What is a foreign tax deduction?

Workers who earn income in foreign countries will frequently pay taxes on the income in the country in which the wages were earned. In such cases the worker may be eligible to take deductions for the amount of taxes paid so that their entire income is not subject to taxes again in their country of citizenship. Ex-patriot workers who earn income overseas are generally eligible for tax deductions, credits, or exclusions to account for the taxes that they have already paid on their income in the foreign country. Continue reading...

What is Publication 515, Withholding of Tax on Nonresident Aliens and Foreign Entities?

IRS Link to Publication — Found Here Publication 515 serves as a guide for employers with regards to the tax withholding requirements for nonresident alien employees. It also addresses income being paid to foreign corporations and partnerships, foreign trusts and estates, and foreign governments and international organizations. Income paid by companies to employees who are not US residents will have to follow regulations including withholding and filing requirements outlines in this Publication and the referenced forms. Continue reading...

How do I get exposure to other currencies?

There are two main ways to get exposure to other currencies: you can buy them in the open market (FOREX), or you can buy instruments (such as ETFs) which reflect the currencies’ cross rates. For example, FXE reflects the rate of exchange between the US dollar and the Euro. It is trading in units of exchange rate times 100 (for example, if today, FXE is trading at $130, it means that the rate of exchange is $/Euro = $1.30). Continue reading...

What is a foreign fund?

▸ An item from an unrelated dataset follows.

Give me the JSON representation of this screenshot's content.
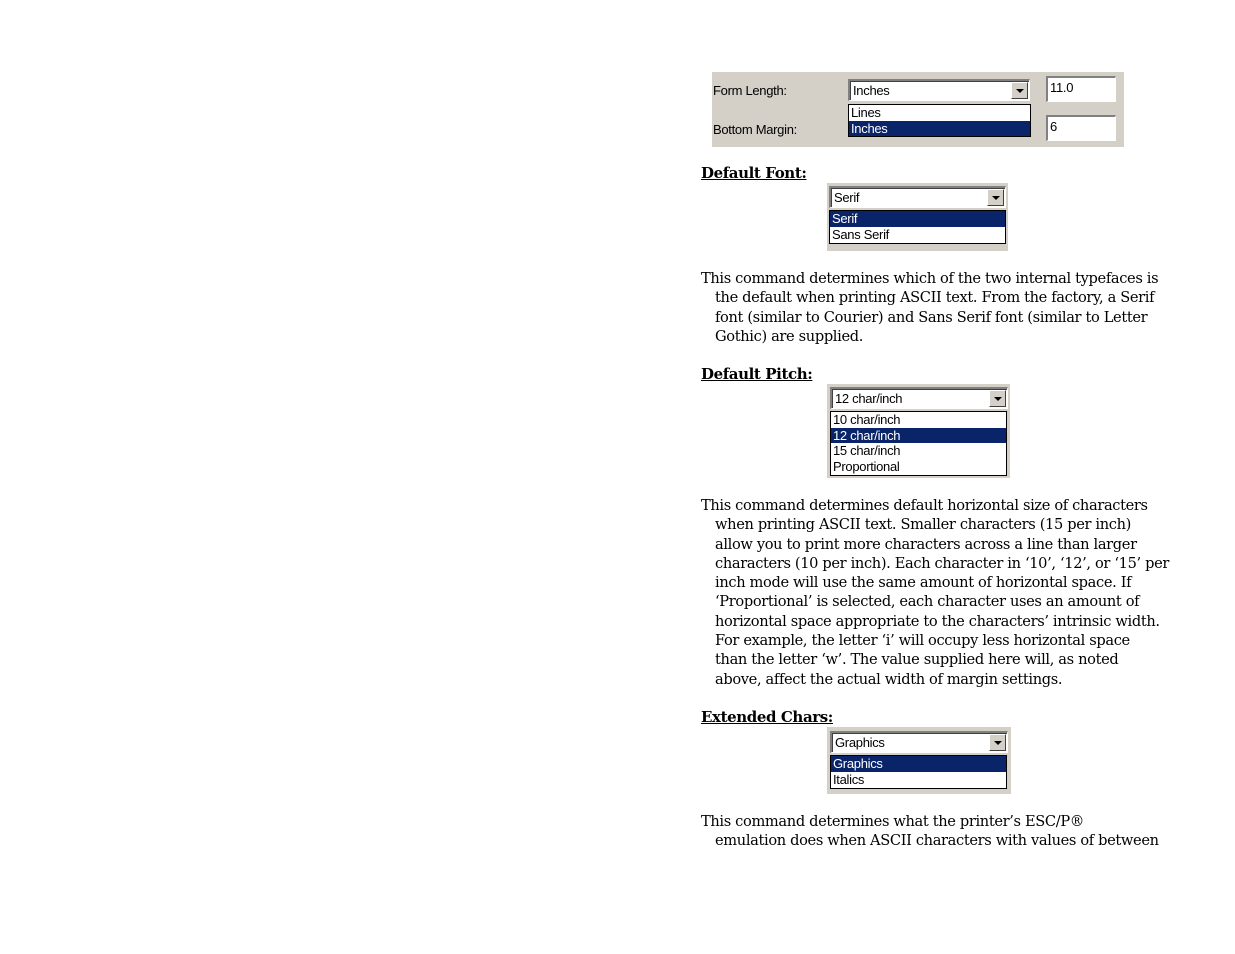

A foreign fund is a mutual fund that invests solely in companies abroad and does not invest in corporations owned in the US. Owning foreign companies can be a very good diversification strategy and is considered a core holding in the portfolio of most investors. Foreign exposure means that if the US economy hits a rough patch, you may have a hedge in the foreign fund if the companies or markets in other parts of the world are not entirely correlated. Continue reading...